I started working at Olin Rocket Research as an applications programmer soon after I graduated from the University of Washington. I was hired to maintain existing engineering applications that were written in Basic, Fortran, or Lotus macros for the Chemical and Reliability Engineering departments.
Among the projects I was assigned was the update of a program that calculated the reliability of a rocket system. The program had been originally written by a mechanical engineer more than ten years earlier and then modified several times each year as needed for each new system variation.
The calculation for reliability of a hardware system is similar to that for resistance of an electrical system in that serial and parallel component sequences must be identified and counted differently. The calculated reliability of a series of hardware components is simply the product of the set of serial components' tested reliability ratings. The calculated reliability of parallel components is a little trickier -- too simply stated as 1 - [(1-pc1)(1-pc2)] for a simple single redundancy system with parallel component reliability values of pc1 and pc2.
The problem as I saw it was twofold.
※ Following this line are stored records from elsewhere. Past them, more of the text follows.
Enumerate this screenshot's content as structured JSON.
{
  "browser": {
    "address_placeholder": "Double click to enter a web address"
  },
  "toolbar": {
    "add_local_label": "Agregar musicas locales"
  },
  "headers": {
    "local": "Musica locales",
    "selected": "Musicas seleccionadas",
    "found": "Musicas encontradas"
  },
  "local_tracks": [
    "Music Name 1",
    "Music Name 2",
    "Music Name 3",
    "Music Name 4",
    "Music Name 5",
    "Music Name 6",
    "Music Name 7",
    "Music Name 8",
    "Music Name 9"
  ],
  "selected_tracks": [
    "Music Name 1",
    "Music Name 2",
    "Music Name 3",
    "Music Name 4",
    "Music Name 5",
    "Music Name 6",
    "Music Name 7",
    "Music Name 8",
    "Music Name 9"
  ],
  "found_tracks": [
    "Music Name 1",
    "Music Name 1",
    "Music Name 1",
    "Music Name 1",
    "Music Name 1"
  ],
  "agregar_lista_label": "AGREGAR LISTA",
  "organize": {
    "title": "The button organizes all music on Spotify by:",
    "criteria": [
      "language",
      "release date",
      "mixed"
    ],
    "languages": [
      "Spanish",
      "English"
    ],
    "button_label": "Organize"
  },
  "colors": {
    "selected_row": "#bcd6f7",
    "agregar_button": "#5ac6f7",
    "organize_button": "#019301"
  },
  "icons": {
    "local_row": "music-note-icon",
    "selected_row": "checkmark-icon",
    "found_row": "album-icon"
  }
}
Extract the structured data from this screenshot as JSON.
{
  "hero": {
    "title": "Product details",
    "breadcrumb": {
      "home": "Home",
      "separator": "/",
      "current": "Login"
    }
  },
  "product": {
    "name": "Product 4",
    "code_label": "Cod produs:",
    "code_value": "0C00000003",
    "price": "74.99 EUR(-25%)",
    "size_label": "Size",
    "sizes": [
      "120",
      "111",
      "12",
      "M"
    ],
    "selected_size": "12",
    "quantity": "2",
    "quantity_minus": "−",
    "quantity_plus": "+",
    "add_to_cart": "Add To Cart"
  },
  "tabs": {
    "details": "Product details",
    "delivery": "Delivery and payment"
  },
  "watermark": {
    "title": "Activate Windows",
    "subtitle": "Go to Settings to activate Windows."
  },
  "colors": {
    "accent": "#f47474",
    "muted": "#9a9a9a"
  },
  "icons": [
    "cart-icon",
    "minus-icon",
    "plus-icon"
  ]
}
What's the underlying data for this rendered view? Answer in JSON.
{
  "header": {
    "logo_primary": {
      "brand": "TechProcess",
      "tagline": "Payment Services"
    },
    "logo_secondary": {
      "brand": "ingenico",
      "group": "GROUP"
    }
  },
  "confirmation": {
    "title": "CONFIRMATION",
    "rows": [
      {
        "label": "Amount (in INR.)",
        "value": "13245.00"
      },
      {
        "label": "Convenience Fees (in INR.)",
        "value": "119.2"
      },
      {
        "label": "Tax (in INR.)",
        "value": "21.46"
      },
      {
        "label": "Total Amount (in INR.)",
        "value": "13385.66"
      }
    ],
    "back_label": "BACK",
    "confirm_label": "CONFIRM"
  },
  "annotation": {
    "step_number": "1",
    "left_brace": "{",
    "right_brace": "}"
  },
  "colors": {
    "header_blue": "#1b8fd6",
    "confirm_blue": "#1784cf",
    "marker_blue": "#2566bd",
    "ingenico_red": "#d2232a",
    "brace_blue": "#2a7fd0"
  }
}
First, since the components of each different system were different in number and type -- and each different component commonly possessed a different reliability value -- the original Fortran program had to be recompiled with a new data set each time a new system was to be evaluated. The other part of the problem was that each system that had a different number of components and a different redundancy arrangement had to be described in a different way in the code. That is, each time the hardware system changed the calculation sequence had to be rewritten to reflect the new serial and parallel layout and then recompiled. That easily could be seen to have wasted months of effort over the program's lifetime.
I saw that the program needed to be changed so that it would no longer be necessary to recompile every time a new system was to be evaluated. I chose to drive the program with a table described in a data file that provided system shape and component reliability values. I also saw that a switch to the C programming language was necessary because Fortran did not offer dynamic memory allocation needed for variably-sized systems nor the recursion that would be required for handling all possible shapes of parallel circuits.
The next day I replaced the 2000 lines of Fortran sourcecode in a couple of hours with a 50 line, table-driven recursive C-language version. From that time on, all a mechanical engineer had to do to calculate a system's reliability was feed it's shape and components' reliability values into a data file and open and run it with the program. No code changes or compiler were needed from then on.